- _Exercise details_: Starting at the line that contains "Serialize everything readable", write out each line exactly through the last one in the material below, and nothing more; omit all pictures.
━━ Available records
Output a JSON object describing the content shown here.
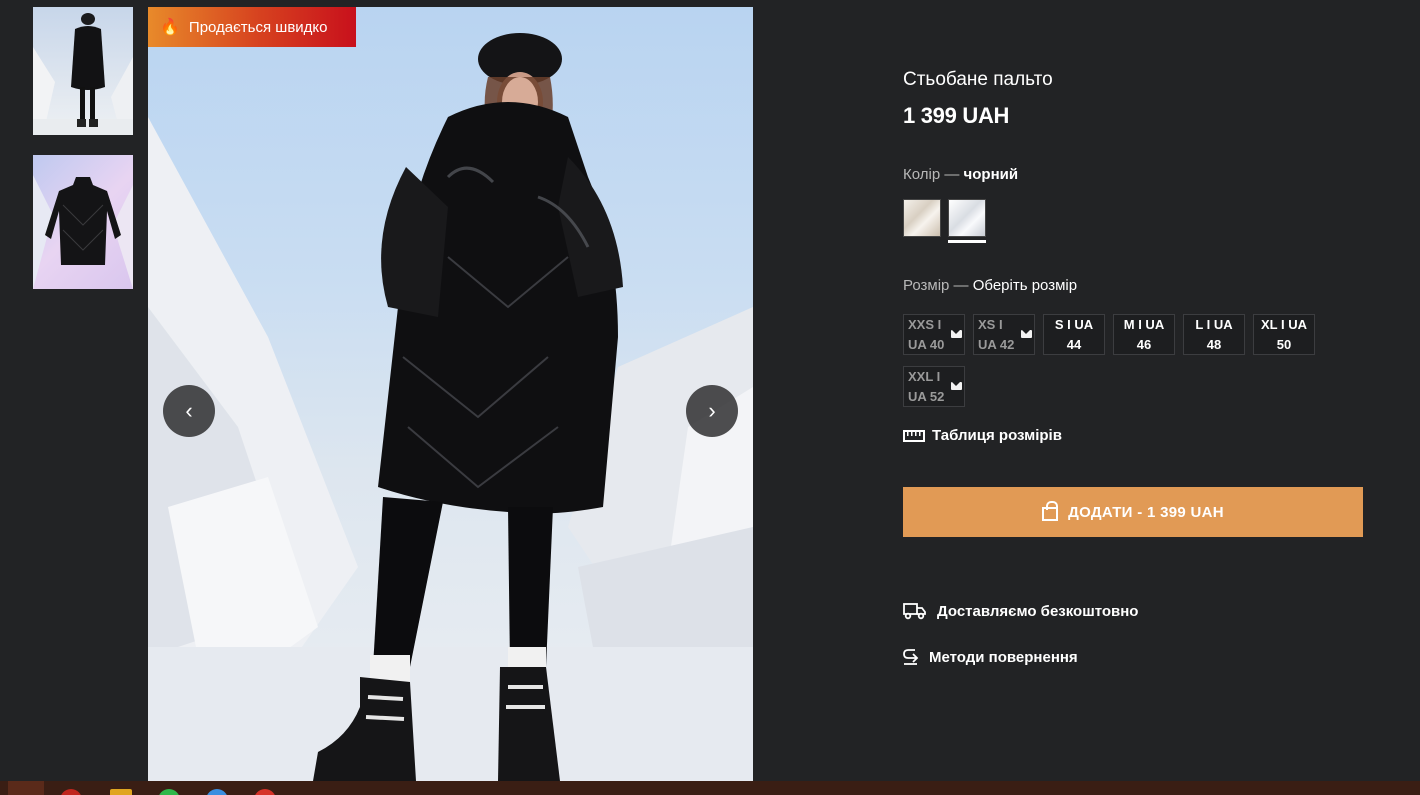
{
  "badge": {
    "label": "Продається швидко",
    "icon": "fire-icon"
  },
  "gallery": {
    "prev_icon": "chevron-left-icon",
    "next_icon": "chevron-right-icon"
  },
  "product": {
    "title": "Стьобане пальто",
    "price": "1 399 UAH",
    "color": {
      "label": "Колір —",
      "value": "чорний"
    },
    "size": {
      "label": "Розмір —",
      "value": "Оберіть розмір"
    },
    "sizes": [
      {
        "line1": "XXS I",
        "line2": "UA 40",
        "available": false
      },
      {
        "line1": "XS I",
        "line2": "UA 42",
        "available": false
      },
      {
        "line1": "S I UA",
        "line2": "44",
        "available": true
      },
      {
        "line1": "M I UA",
        "line2": "46",
        "available": true
      },
      {
        "line1": "L I UA",
        "line2": "48",
        "available": true
      },
      {
        "line1": "XL I UA",
        "line2": "50",
        "available": true
      },
      {
        "line1": "XXL I",
        "line2": "UA 52",
        "available": false
      }
    ],
    "size_table_label": "Таблиця розмірів",
    "add_button_label": "ДОДАТИ - 1 399 UAH",
    "delivery_label": "Доставляємо безкоштовно",
    "returns_label": "Методи повернення"
  },
  "colors": {
    "accent": "#e19a55",
    "background": "#222325",
    "badge_start": "#e88a2a",
    "badge_end": "#c8101c"
  }
}
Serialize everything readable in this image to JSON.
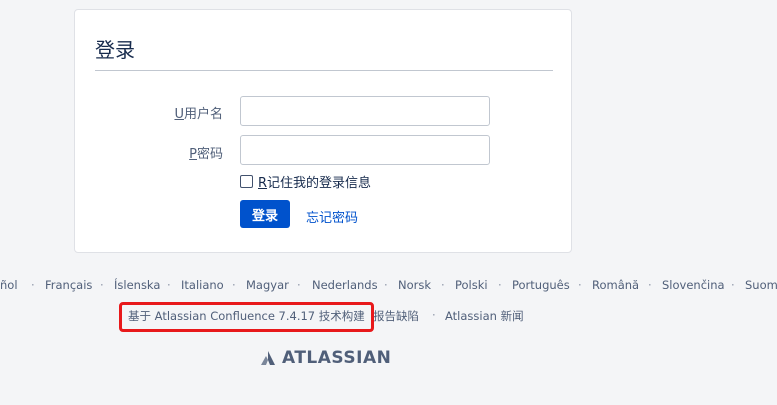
{
  "login_form": {
    "title": "登录",
    "username": {
      "accesskey": "U",
      "label": "用户名",
      "value": "",
      "placeholder": ""
    },
    "password": {
      "accesskey": "P",
      "label": "密码",
      "value": "",
      "placeholder": ""
    },
    "remember": {
      "accesskey": "R",
      "label": "记住我的登录信息",
      "checked": false
    },
    "submit_label": "登录",
    "forgot_label": "忘记密码"
  },
  "languages": [
    "ñol",
    "Français",
    "Íslenska",
    "Italiano",
    "Magyar",
    "Nederlands",
    "Norsk",
    "Polski",
    "Português",
    "Română",
    "Slovenčina",
    "Suom"
  ],
  "footer": {
    "powered_by": "基于 Atlassian Confluence 7.4.17 技术构建",
    "report_bug": "报告缺陷",
    "news": "Atlassian 新闻"
  },
  "logo": {
    "icon": "atlassian-logo-icon",
    "text": "ATLASSIAN"
  },
  "colors": {
    "primary": "#0052cc",
    "highlight": "#e8191b",
    "background": "#f4f5f7"
  }
}
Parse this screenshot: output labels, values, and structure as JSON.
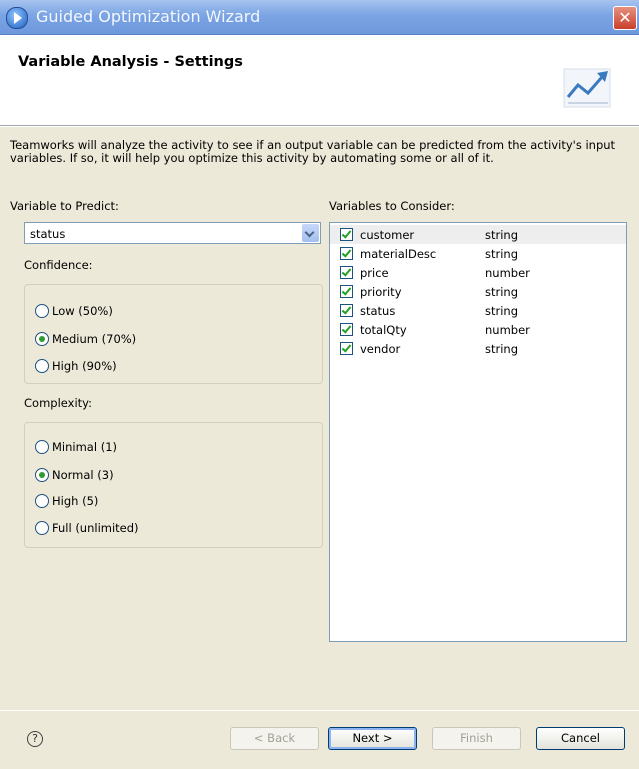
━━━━
- _Exercise solution_:
Serialize everything readable in this image to JSON.
{
  "login_form": {
    "title": "登录",
    "username": {
      "accesskey": "U",
      "label": "用户名",
      "value": "",
      "placeholder": ""
    },
    "password": {
      "accesskey": "P",
      "label": "密码",
      "value": "",
      "placeholder": ""
    },
    "remember": {
      "accesskey": "R",
      "label": "记住我的登录信息",
      "checked": false
    },
    "submit_label": "登录",
    "forgot_label": "忘记密码"
  },
  "languages": [
    "ñol",
    "Français",
    "Íslenska",
    "Italiano",
    "Magyar",
    "Nederlands",
    "Norsk",
    "Polski",
    "Português",
    "Română",
    "Slovenčina",
    "Suom"
  ],
  "footer": {
    "powered_by": "基于 Atlassian Confluence 7.4.17 技术构建",
    "report_bug": "报告缺陷",
    "news": "Atlassian 新闻"
  },
  "logo": {
    "icon": "atlassian-logo-icon",
    "text": "ATLASSIAN"
  },
  "colors": {
    "primary": "#0052cc",
    "highlight": "#e8191b",
    "background": "#f4f5f7"
  }
}
Parse this screenshot: output labels, values, and structure as JSON.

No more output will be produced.